Sun, Apr 24, 2011 : 1:56 p.m.

Amazing initiative for such young ladies. No Bob, it says they stopped selling in 2007 and had to choose between going to camp or selling cookies. Fight the Power Ladies! ¡Viva la Revolución!


Sun, Apr 24, 2011 : 1:51 p.m.

&quot;The Rainforest Action Network set up an online form that makes it easy for those interested to send a letter to Girl Scouts USA CEO Kathy Clonginer to pressure the organization to stop using palm oil.&quot; Where can we go to find this?

Juliana Keeping

Sun, Apr 24, 2011 : 3:33 p.m.

Hi Laura. I added links within the text of the story. Here is the link to the Rainforest Action Network's site: <a href="" rel='nofollow'></a>

Basic Bob

Sun, Apr 24, 2011 : 1:39 p.m.

Just wondering... Do these young ladies continue to sell the cookies to unsuspecting neighbors? Would they support a boycott of the cookies until the environmentally damaging behavior is stopped?


Sun, Apr 24, 2011 : 2:18 p.m.

I was referring to Basic Bob's comment: Would they support a boycott of the cookies until the environmentally damaging behavior is stopped? If he is objecting to environmental damage then there are lots of other products that do as much or more damage. Each of us has to decide what we might want to boycott. Having said all that I truly commend these young ladies for standing up for what they believe in! I think our youth is too often given a bad rap!


Sun, Apr 24, 2011 : 2 p.m.

The suntan lotion, cosmetic, soap, coughdrop and golf ball hasnt been putting millions of young ladies at every storefront pushing their product though either.


Sun, Apr 24, 2011 : 1:50 p.m.

I had the impression they will not sell the cookies, but that is just my impression. @Basic Bob &quot;Would they support a boycott of the cookies until the environmentally damaging behavior is stopped?&quot; Would you support a boycott of the cookies? If so what about... suntan lotions, cosmetics, soaps, cough drops, perfumes, disinfectants, detergents, confectionery, beverages, flavoring,  fuel, varnish, wood finishing, crepe-soled shoes, rain boots, coats and even golf balls. filling for a number of products, such as insulation, upholstery and life preservers and pillows comes from the rain forest Latex,from the rubber tree, is used in making tires for motor vehicles and heavy equipment. All of these can be and are product that are from the rain forest !


Sun, Apr 24, 2011 : 12:36 p.m.

This is such a poorly edited article!
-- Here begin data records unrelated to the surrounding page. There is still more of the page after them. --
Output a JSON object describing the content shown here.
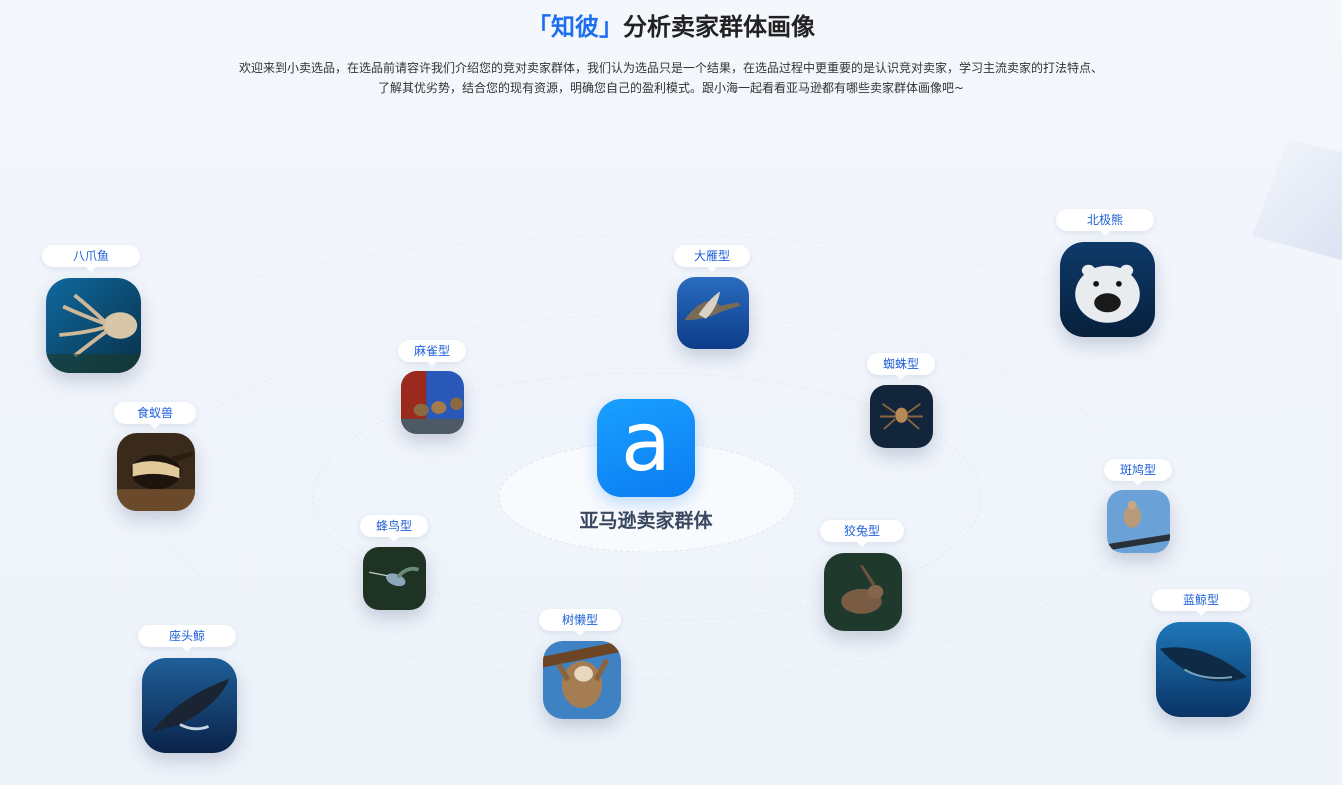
{
  "header": {
    "title_accent": "「知彼」",
    "title_rest": "分析卖家群体画像",
    "intro_line1": "欢迎来到小卖选品，在选品前请容许我们介绍您的竞对卖家群体，我们认为选品只是一个结果，在选品过程中更重要的是认识竞对卖家，学习主流卖家的打法特点、",
    "intro_line2": "了解其优劣势，结合您的现有资源，明确您自己的盈利模式。跟小海一起看看亚马逊都有哪些卖家群体画像吧~"
  },
  "center": {
    "logo_letter": "a",
    "label": "亚马逊卖家群体"
  },
  "groups": [
    {
      "id": "octopus",
      "label": "八爪鱼",
      "icon": "octopus-image"
    },
    {
      "id": "anteater",
      "label": "食蚁兽",
      "icon": "anteater-image"
    },
    {
      "id": "humpback",
      "label": "座头鲸",
      "icon": "humpback-whale-image"
    },
    {
      "id": "sparrow",
      "label": "麻雀型",
      "icon": "sparrow-image"
    },
    {
      "id": "hummingbird",
      "label": "蜂鸟型",
      "icon": "hummingbird-image"
    },
    {
      "id": "goose",
      "label": "大雁型",
      "icon": "goose-image"
    },
    {
      "id": "sloth",
      "label": "树懒型",
      "icon": "sloth-image"
    },
    {
      "id": "spider",
      "label": "蜘蛛型",
      "icon": "spider-image"
    },
    {
      "id": "rabbit",
      "label": "狡兔型",
      "icon": "rabbit-image"
    },
    {
      "id": "polarbear",
      "label": "北极熊",
      "icon": "polar-bear-image"
    },
    {
      "id": "dove",
      "label": "斑鸠型",
      "icon": "dove-image"
    },
    {
      "id": "bluewhale",
      "label": "蓝鲸型",
      "icon": "blue-whale-image"
    }
  ]
}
Please review and correct!


Sun, Apr 24, 2011 : 12:24 p.m.

Kudos to Rhiannon and Madison for caring about this issue to the point of actually trying to enlighten folks about it. Beside the health issues of palm oil (high in saturated fats) the concerns about what greed is doing to the planet are real. Unfortunately, I think this and other problems of land abuse will only worsen as the worlds population increases beyond the planet's ability to feed the ravenous bipeds.